Samsung can’t catch a break lately. If it’s not their Smart TVs getting caught spying on you, it’s their smart refrigerators exposing your GMail login. (Wait. What? Why does your refrigerator even know your farking GMail login? Do I even want to know?)
Samsung’s new top-of-the-line phablet, the Note 5, has a pen/stylus built into it. Of course, the tablet knows if the pen is embedded in it, or has been popped out by the user to do something. There seems to be some debate in the blogosphere as to whether the problem with it is a design flaw or a user error: If you insert the pen into the tablet point-first, all works properly. But if you insert it the other way, it gets stuck. Very, very stuck.
The sensor levers that detect the insertion of the pen act as ratchet pawls and lock the pen in. If you pull it out, you will break the levers, rendering a bunch of the tablet’s functionality non-functional.
To me it takes a certain amount of technical elitism and lack of empathy to place all the blame for this on the users. If inserting that pen wrong-end-first causes such severe damage, why is it possible?
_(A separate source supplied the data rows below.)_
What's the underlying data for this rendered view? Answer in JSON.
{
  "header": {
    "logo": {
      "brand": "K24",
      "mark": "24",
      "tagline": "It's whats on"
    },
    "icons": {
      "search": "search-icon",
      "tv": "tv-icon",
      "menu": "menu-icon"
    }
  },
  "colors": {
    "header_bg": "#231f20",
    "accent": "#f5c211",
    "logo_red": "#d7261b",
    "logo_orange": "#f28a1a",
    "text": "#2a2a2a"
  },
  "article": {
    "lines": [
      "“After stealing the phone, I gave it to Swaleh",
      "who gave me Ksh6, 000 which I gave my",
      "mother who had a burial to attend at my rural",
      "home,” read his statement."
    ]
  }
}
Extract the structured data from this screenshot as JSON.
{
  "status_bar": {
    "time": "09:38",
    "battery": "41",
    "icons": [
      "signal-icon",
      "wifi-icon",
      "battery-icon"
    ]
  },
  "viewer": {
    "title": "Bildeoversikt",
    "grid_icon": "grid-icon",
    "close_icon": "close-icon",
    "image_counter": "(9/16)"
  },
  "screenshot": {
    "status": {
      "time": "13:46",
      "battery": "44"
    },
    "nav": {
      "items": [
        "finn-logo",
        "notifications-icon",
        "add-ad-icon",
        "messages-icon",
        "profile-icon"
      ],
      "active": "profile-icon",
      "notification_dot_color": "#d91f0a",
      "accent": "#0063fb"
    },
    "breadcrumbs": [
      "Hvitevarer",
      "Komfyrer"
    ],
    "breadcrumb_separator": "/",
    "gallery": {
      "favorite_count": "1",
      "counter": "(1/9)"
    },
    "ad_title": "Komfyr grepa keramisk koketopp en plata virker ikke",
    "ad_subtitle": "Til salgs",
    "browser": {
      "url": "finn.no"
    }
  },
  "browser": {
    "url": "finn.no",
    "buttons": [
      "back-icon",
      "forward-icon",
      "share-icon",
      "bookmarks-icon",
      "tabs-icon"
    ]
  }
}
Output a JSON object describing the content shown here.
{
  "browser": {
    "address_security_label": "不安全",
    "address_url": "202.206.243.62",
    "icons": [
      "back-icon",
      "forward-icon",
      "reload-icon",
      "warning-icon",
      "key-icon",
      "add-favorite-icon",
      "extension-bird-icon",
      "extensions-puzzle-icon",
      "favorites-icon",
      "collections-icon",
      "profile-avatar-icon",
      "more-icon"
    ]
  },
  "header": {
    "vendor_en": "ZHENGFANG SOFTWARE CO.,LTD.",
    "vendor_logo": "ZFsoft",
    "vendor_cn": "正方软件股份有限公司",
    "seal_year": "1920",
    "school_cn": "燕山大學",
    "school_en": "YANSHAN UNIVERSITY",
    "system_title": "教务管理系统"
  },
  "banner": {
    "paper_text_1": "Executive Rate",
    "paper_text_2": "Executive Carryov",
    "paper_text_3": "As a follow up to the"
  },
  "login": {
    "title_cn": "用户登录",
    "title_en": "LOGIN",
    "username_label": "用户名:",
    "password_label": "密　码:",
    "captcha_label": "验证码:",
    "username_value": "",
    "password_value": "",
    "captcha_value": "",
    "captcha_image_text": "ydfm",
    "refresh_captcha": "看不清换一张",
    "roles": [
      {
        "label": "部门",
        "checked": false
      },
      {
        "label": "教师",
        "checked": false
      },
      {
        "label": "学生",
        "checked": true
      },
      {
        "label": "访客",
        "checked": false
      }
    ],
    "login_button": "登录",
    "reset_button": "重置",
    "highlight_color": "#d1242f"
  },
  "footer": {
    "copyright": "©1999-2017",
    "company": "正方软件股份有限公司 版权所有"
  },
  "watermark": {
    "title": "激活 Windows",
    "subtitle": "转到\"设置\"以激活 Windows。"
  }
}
How difficult would it have been to increase the dimensions of the button on the top of the pen so that it would simply not fit into the channel, more than a couple mm? So in this debate, I come down firmly on the side of, this is a design error.